The Bismarck model would result in a world for the Californian in which they would simply show up, receive treatment, and leave. There is also flexibility in choosing your doctor and insurer. However, the shortcoming of the system could be that such choice may prove limited, and some significantly expensive treatments may be unavailable. For those who wish to continue in their private clinics, they may be subjected to higher fees from their private doctor.

Can It Be Done?

One of the most complicated aspects of implementing such a system will be coordinating with the federal government. California already relies on approximately $22 billion in federal funding annually in order to cover private insurance subsidies linked to plans purchased through the state’s health insurance exchange, as part of the Affordable Care Act. This subsidy also pays for the expansion of Medicaid (Medi-Cal). Would these funds be repealed if California pushed ahead? 

The irony of this proposal is that part of it relied on the expectation that Republicans and the Trump Administration would, as they fervently promised, repeal and replace ‘Obamacare’ – which they failed to do. The Republicans had promised the repeal of ACA would empower the states to pursue their own healthcare initiatives. Now that ‘Obamacare’ is still in place, more reshuffling will inevitably have to take place.

Interestingly, California’s ability to legislate by public referendum may be integral to the success of such a proposal. According to a Pew Research report from early this year, 60% of Americans – up from 51% last year, agree that government should be responsible for ensuring health care coverage for all Americans. The report noted that there has in fact been a spike in support for this position from low and middle income Republicans. Moreover, considering Gavin Newsom is the current front-runner in the 2018 California Governor’s race, the issue will most likely run as a major electoral talking point. The California State Legislature has already passed similar bills of this nature in both 2006 and 2008 - both of which were vetoed (I won’t say it) by Arnold Schwarzenegger. Newsom was mayor of San Francisoco when it implemented the similar Healthy San Francisco program, and he intends to do the same if he becomes Governor. While Newsom admits such a program might not be able to reach all parts of the state, at least not initially, “it can be adopted…where the majority of California’s population is.”

Many observers, including Professor Field note that the German model is not the best, but might be the best for California. Field argues a model closer to the Canadian system is generally better because it does without most private insurers, who simply serve to “add another layer, which can drive up costs.”  The fluidity of the German model makes it the most likely to find a way through the maze of interests and pre-existing structures. Furthermore, existing Californian systems, such as Kaiser, which has been largely successful, could ideally be integrated into the more pliable model.

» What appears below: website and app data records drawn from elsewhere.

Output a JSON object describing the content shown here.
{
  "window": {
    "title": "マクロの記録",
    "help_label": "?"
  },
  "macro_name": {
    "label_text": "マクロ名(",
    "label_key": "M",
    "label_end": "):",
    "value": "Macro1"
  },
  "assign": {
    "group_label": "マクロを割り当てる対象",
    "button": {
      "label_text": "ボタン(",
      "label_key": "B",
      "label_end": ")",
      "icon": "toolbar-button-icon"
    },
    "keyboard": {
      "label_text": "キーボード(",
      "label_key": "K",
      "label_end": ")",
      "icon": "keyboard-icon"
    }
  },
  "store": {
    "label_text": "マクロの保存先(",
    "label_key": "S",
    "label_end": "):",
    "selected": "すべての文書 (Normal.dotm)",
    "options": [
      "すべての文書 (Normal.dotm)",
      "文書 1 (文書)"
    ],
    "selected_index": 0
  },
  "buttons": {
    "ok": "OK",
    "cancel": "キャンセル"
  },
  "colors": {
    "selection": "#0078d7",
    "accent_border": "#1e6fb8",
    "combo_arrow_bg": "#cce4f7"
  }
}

All progress in the United States is made in small steps. It is difficult when clear answers seem to lay themselves out in the Californian sun, but like all difficulties in the American experiment, it all comes down to one singular truth: the United States is simply too big to govern. Perhaps if California can show the way, it won’t take long for a domino effect to topple across the country. The task of drawing up and implementing a bill of this magnitude will be a complicated and possibly even fierce task. However, what is clear is that if any state has the ability to make this work, it’s California.